*** ENTRIES SHOWN Section Begins ***

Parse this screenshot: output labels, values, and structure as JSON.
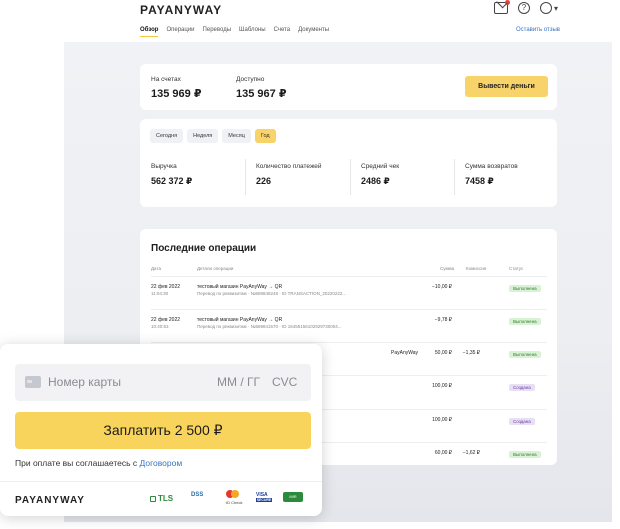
{
  "header": {
    "logo": "PAYANYWAY",
    "nav": [
      "Обзор",
      "Операции",
      "Переводы",
      "Шаблоны",
      "Счета",
      "Документы"
    ],
    "feedback": "Оставить отзыв"
  },
  "balance": {
    "accounts_label": "На счетах",
    "accounts_value": "135 969 ₽",
    "available_label": "Доступно",
    "available_value": "135 967 ₽",
    "withdraw_label": "Вывести деньги"
  },
  "stats": {
    "periods": [
      "Сегодня",
      "Неделя",
      "Месяц",
      "Год"
    ],
    "active_period": "Год",
    "items": [
      {
        "label": "Выручка",
        "value": "562 372 ₽"
      },
      {
        "label": "Количество платежей",
        "value": "226"
      },
      {
        "label": "Средний чек",
        "value": "2486 ₽"
      },
      {
        "label": "Сумма возвратов",
        "value": "7458 ₽"
      }
    ]
  },
  "operations": {
    "title": "Последние операции",
    "columns": [
      "Дата",
      "Детали операции",
      "Сумма",
      "Комиссия",
      "Статус"
    ],
    "rows": [
      {
        "date": "22 фев 2022",
        "time": "11:04:30",
        "shop": "тестовый магазин PayAnyWay → QR",
        "sub": "Перевод по реквизитам · №589848248 · ID TRANSACTION_20220222...",
        "amount": "−10,00 ₽",
        "fee": "",
        "status": "Выполнена"
      },
      {
        "date": "22 фев 2022",
        "time": "10:40:53",
        "shop": "тестовый магазин PayAnyWay → QR",
        "sub": "Перевод по реквизитам · №589841570 · ID 1645515610292973000​4...",
        "amount": "−9,78 ₽",
        "fee": "",
        "status": "Выполнена"
      },
      {
        "date": "",
        "time": "",
        "shop": "PayAnyWay",
        "sub": "",
        "amount": "50,00 ₽",
        "fee": "−1,35 ₽",
        "status": "Выполнена"
      },
      {
        "date": "",
        "time": "",
        "shop": "",
        "sub": "",
        "amount": "100,00 ₽",
        "fee": "",
        "status": "Создана"
      },
      {
        "date": "",
        "time": "",
        "shop": "",
        "sub": "",
        "amount": "100,00 ₽",
        "fee": "",
        "status": "Создана"
      },
      {
        "date": "",
        "time": "",
        "shop": "",
        "sub": "",
        "amount": "60,00 ₽",
        "fee": "−1,62 ₽",
        "status": "Выполнена"
      }
    ]
  },
  "payment": {
    "card_placeholder": "Номер карты",
    "expiry_placeholder": "ММ / ГГ",
    "cvc_placeholder": "CVC",
    "pay_button": "Заплатить 2 500 ₽",
    "agree_text": "При оплате вы соглашаетесь с ",
    "agree_link": "Договором",
    "logo": "PAYANYWAY",
    "trust": {
      "tls": "TLS",
      "pci": "DSS",
      "mastercard": "ID Check",
      "visa": "VISA",
      "visa_sub": "SECURE",
      "mir": "MIR"
    }
  }
}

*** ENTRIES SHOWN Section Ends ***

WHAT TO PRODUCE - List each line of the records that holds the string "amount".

ANSWER SPACE -
        "amount": "−10,00 ₽",
        "amount": "−9,78 ₽",
        "amount": "50,00 ₽",
        "amount": "100,00 ₽",
        "amount": "100,00 ₽",
        "amount": "60,00 ₽",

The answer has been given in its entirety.